BEGIN Given records

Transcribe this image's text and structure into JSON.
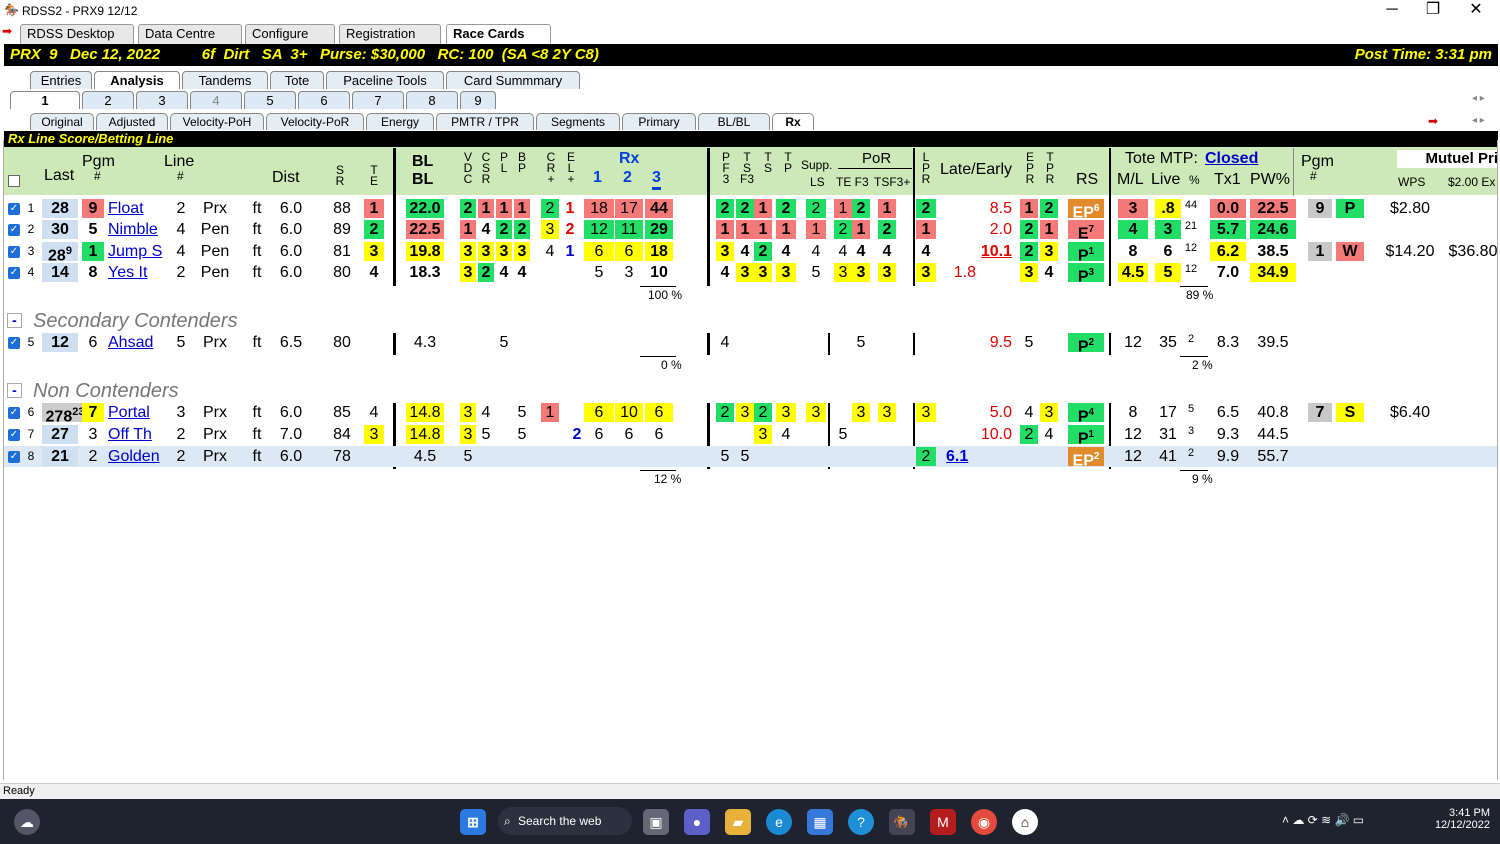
{
  "window": {
    "title": "RDSS2 - PRX9  12/12",
    "min": "─",
    "max": "❐",
    "close": "✕"
  },
  "app_tabs": [
    "RDSS Desktop",
    "Data Centre",
    "Configure",
    "Registration",
    "Race Cards"
  ],
  "race": {
    "left": "PRX  9   Dec 12, 2022          6f  Dirt   SA  3+   Purse: $30,000   RC: 100  (SA <8 2Y C8)",
    "right": "Post Time: 3:31 pm"
  },
  "view_tabs": [
    "Entries",
    "Analysis",
    "Tandems",
    "Tote",
    "Paceline Tools",
    "Card Summmary"
  ],
  "race_tabs": [
    "1",
    "2",
    "3",
    "4",
    "5",
    "6",
    "7",
    "8",
    "9"
  ],
  "analysis_tabs": [
    "Original",
    "Adjusted",
    "Velocity-PoH",
    "Velocity-PoR",
    "Energy",
    "PMTR / TPR",
    "Segments",
    "Primary",
    "BL/BL",
    "Rx"
  ],
  "section_title": "Rx Line Score/Betting Line",
  "headers": {
    "last": "Last",
    "pgm": "Pgm",
    "pgm_hash": "#",
    "line": "Line",
    "line_hash": "#",
    "dist": "Dist",
    "sr": "S\nR",
    "te": "T\nE",
    "blbl1": "BL",
    "blbl2": "BL",
    "vdc": "V\nD\nC",
    "csr": "C\nS\nR",
    "pl": "P\nL",
    "bp": "B\nP",
    "cr": "C\nR\n+",
    "el": "E\nL\n+",
    "rx": "Rx",
    "rx1": "1",
    "rx2": "2",
    "rx3": "3",
    "pf3": "P\nF\n3",
    "tsf3": "T\nS\nF3",
    "ts": "T\nS",
    "tp": "T\nP",
    "supp": "Supp.",
    "ls": "LS",
    "por": "PoR",
    "tef3": "TE F3",
    "tsf3b": "TSF3+",
    "lpr": "L\nP\nR",
    "late": "Late/Early",
    "epr": "E\nP\nR",
    "tpr": "T\nP\nR",
    "rs": "RS",
    "tote": "Tote MTP:",
    "closed": "Closed",
    "ml": "M/L",
    "live": "Live",
    "pctsym": "%",
    "tx1": "Tx1",
    "pw": "PW%",
    "pgm2": "Pgm",
    "pgm2_hash": "#",
    "mutuel": "Mutuel Pri",
    "wps": "WPS",
    "ex": "$2.00 Ex"
  },
  "rows": [
    {
      "n": "1",
      "last": "28",
      "pgm": "9",
      "name": "Float",
      "line": "2",
      "trk": "Prx",
      "surf": "ft",
      "dist": "6.0",
      "sr": "88",
      "te": "1",
      "bl": "22.0",
      "v": "2",
      "c": "1",
      "p": "1",
      "b": "1",
      "cr": "2",
      "el": "1",
      "rx1": "18",
      "rx2": "17",
      "rx3": "44",
      "pf": "2",
      "tsf": "2",
      "ts": "1",
      "tp": "2",
      "ls": "2",
      "te2": "1",
      "f3": "2",
      "tsf3": "1",
      "lpr": "2",
      "early": "",
      "late": "8.5",
      "epr": "1",
      "tpr": "2",
      "rs": "EP",
      "rsn": "6",
      "ml": "3",
      "live": ".8",
      "pc": "44",
      "tx1": "0.0",
      "pw": "22.5",
      "pg2": "9",
      "fin": "P",
      "wps": "$2.80",
      "ex": ""
    },
    {
      "n": "2",
      "last": "30",
      "pgm": "5",
      "name": "Nimble",
      "line": "4",
      "trk": "Pen",
      "surf": "ft",
      "dist": "6.0",
      "sr": "89",
      "te": "2",
      "bl": "22.5",
      "v": "1",
      "c": "4",
      "p": "2",
      "b": "2",
      "cr": "3",
      "el": "2",
      "rx1": "12",
      "rx2": "11",
      "rx3": "29",
      "pf": "1",
      "tsf": "1",
      "ts": "1",
      "tp": "1",
      "ls": "1",
      "te2": "2",
      "f3": "1",
      "tsf3": "2",
      "lpr": "1",
      "early": "",
      "late": "2.0",
      "epr": "2",
      "tpr": "1",
      "rs": "E",
      "rsn": "7",
      "ml": "4",
      "live": "3",
      "pc": "21",
      "tx1": "5.7",
      "pw": "24.6",
      "pg2": "",
      "fin": "",
      "wps": "",
      "ex": ""
    },
    {
      "n": "3",
      "last": "28",
      "lastsup": "9",
      "pgm": "1",
      "name": "Jump S",
      "line": "4",
      "trk": "Pen",
      "surf": "ft",
      "dist": "6.0",
      "sr": "81",
      "te": "3",
      "bl": "19.8",
      "v": "3",
      "c": "3",
      "p": "3",
      "b": "3",
      "cr": "4",
      "el": "1",
      "rx1": "6",
      "rx2": "6",
      "rx3": "18",
      "pf": "3",
      "tsf": "4",
      "ts": "2",
      "tp": "4",
      "ls": "4",
      "te2": "4",
      "f3": "4",
      "tsf3": "4",
      "lpr": "4",
      "early": "",
      "late": "10.1",
      "epr": "2",
      "tpr": "3",
      "rs": "P",
      "rsn": "1",
      "ml": "8",
      "live": "6",
      "pc": "12",
      "tx1": "6.2",
      "pw": "38.5",
      "pg2": "1",
      "fin": "W",
      "wps": "$14.20",
      "ex": "$36.80"
    },
    {
      "n": "4",
      "last": "14",
      "pgm": "8",
      "name": "Yes It",
      "line": "2",
      "trk": "Pen",
      "surf": "ft",
      "dist": "6.0",
      "sr": "80",
      "te": "4",
      "bl": "18.3",
      "v": "3",
      "c": "2",
      "p": "4",
      "b": "4",
      "cr": "",
      "el": "",
      "rx1": "5",
      "rx2": "3",
      "rx3": "10",
      "pf": "4",
      "tsf": "3",
      "ts": "3",
      "tp": "3",
      "ls": "5",
      "te2": "3",
      "f3": "3",
      "tsf3": "3",
      "lpr": "3",
      "early": "1.8",
      "late": "",
      "epr": "3",
      "tpr": "4",
      "rs": "P",
      "rsn": "3",
      "ml": "4.5",
      "live": "5",
      "pc": "12",
      "tx1": "7.0",
      "pw": "34.9",
      "pg2": "",
      "fin": "",
      "wps": "",
      "ex": ""
    },
    {
      "n": "5",
      "last": "12",
      "pgm": "6",
      "name": "Ahsad",
      "line": "5",
      "trk": "Prx",
      "surf": "ft",
      "dist": "6.5",
      "sr": "80",
      "te": "",
      "bl": "4.3",
      "v": "",
      "c": "",
      "p": "5",
      "b": "",
      "cr": "",
      "el": "",
      "rx1": "",
      "rx2": "",
      "rx3": "",
      "pf": "4",
      "tsf": "",
      "ts": "",
      "tp": "",
      "ls": "",
      "te2": "",
      "f3": "5",
      "tsf3": "",
      "lpr": "",
      "early": "",
      "late": "9.5",
      "epr": "5",
      "tpr": "",
      "rs": "P",
      "rsn": "2",
      "ml": "12",
      "live": "35",
      "pc": "2",
      "tx1": "8.3",
      "pw": "39.5",
      "pg2": "",
      "fin": "",
      "wps": "",
      "ex": ""
    },
    {
      "n": "6",
      "last": "278",
      "lastsup": "23",
      "pgm": "7",
      "name": "Portal",
      "line": "3",
      "trk": "Prx",
      "surf": "ft",
      "dist": "6.0",
      "sr": "85",
      "te": "4",
      "bl": "14.8",
      "v": "3",
      "c": "4",
      "p": "",
      "b": "5",
      "cr": "1",
      "el": "",
      "rx1": "6",
      "rx2": "10",
      "rx3": "6",
      "pf": "2",
      "tsf": "3",
      "ts": "2",
      "tp": "3",
      "ls": "3",
      "te2": "",
      "f3": "3",
      "tsf3": "3",
      "lpr": "3",
      "early": "",
      "late": "5.0",
      "epr": "4",
      "tpr": "3",
      "rs": "P",
      "rsn": "4",
      "ml": "8",
      "live": "17",
      "pc": "5",
      "tx1": "6.5",
      "pw": "40.8",
      "pg2": "7",
      "fin": "S",
      "wps": "$6.40",
      "ex": ""
    },
    {
      "n": "7",
      "last": "27",
      "pgm": "3",
      "name": "Off Th",
      "line": "2",
      "trk": "Prx",
      "surf": "ft",
      "dist": "7.0",
      "sr": "84",
      "te": "3",
      "bl": "14.8",
      "v": "3",
      "c": "5",
      "p": "",
      "b": "5",
      "cr": "2",
      "el": "",
      "rx1": "6",
      "rx2": "6",
      "rx3": "6",
      "pf": "",
      "tsf": "",
      "ts": "3",
      "tp": "4",
      "ls": "",
      "te2": "5",
      "f3": "",
      "tsf3": "",
      "lpr": "",
      "early": "",
      "late": "10.0",
      "epr": "2",
      "tpr": "4",
      "rs": "P",
      "rsn": "1",
      "ml": "12",
      "live": "31",
      "pc": "3",
      "tx1": "9.3",
      "pw": "44.5",
      "pg2": "",
      "fin": "",
      "wps": "",
      "ex": ""
    },
    {
      "n": "8",
      "last": "21",
      "pgm": "2",
      "name": "Golden",
      "line": "2",
      "trk": "Prx",
      "surf": "ft",
      "dist": "6.0",
      "sr": "78",
      "te": "",
      "bl": "4.5",
      "v": "5",
      "c": "",
      "p": "",
      "b": "",
      "cr": "",
      "el": "",
      "rx1": "",
      "rx2": "",
      "rx3": "",
      "pf": "5",
      "tsf": "5",
      "ts": "",
      "tp": "",
      "ls": "",
      "te2": "",
      "f3": "",
      "tsf3": "",
      "lpr": "2",
      "early": "6.1",
      "late": "",
      "epr": "",
      "tpr": "",
      "rs": "EP",
      "rsn": "2",
      "ml": "12",
      "live": "41",
      "pc": "2",
      "tx1": "9.9",
      "pw": "55.7",
      "pg2": "",
      "fin": "",
      "wps": "",
      "ex": ""
    }
  ],
  "groups": {
    "secondary": "Secondary Contenders",
    "non": "Non Contenders"
  },
  "pcts": {
    "rx_main": "100 %",
    "tote_main": "89 %",
    "rx_sec": "0 %",
    "tote_sec": "2 %",
    "rx_non": "12 %",
    "tote_non": "9 %"
  },
  "status": "Ready",
  "taskbar": {
    "search": "Search the web",
    "time": "3:41 PM",
    "date": "12/12/2022"
  },
  "colors": {
    "yellow": "#ffff00",
    "green": "#22dd66",
    "red": "#f47a7a",
    "orange": "#e08a2c",
    "header_green": "#cde9b8"
  }
}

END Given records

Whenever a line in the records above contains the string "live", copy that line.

    "live": "Live",
      "live": ".8",
      "live": "3",
      "live": "6",
      "live": "5",
      "live": "35",
      "live": "17",
      "live": "31",
      "live": "41",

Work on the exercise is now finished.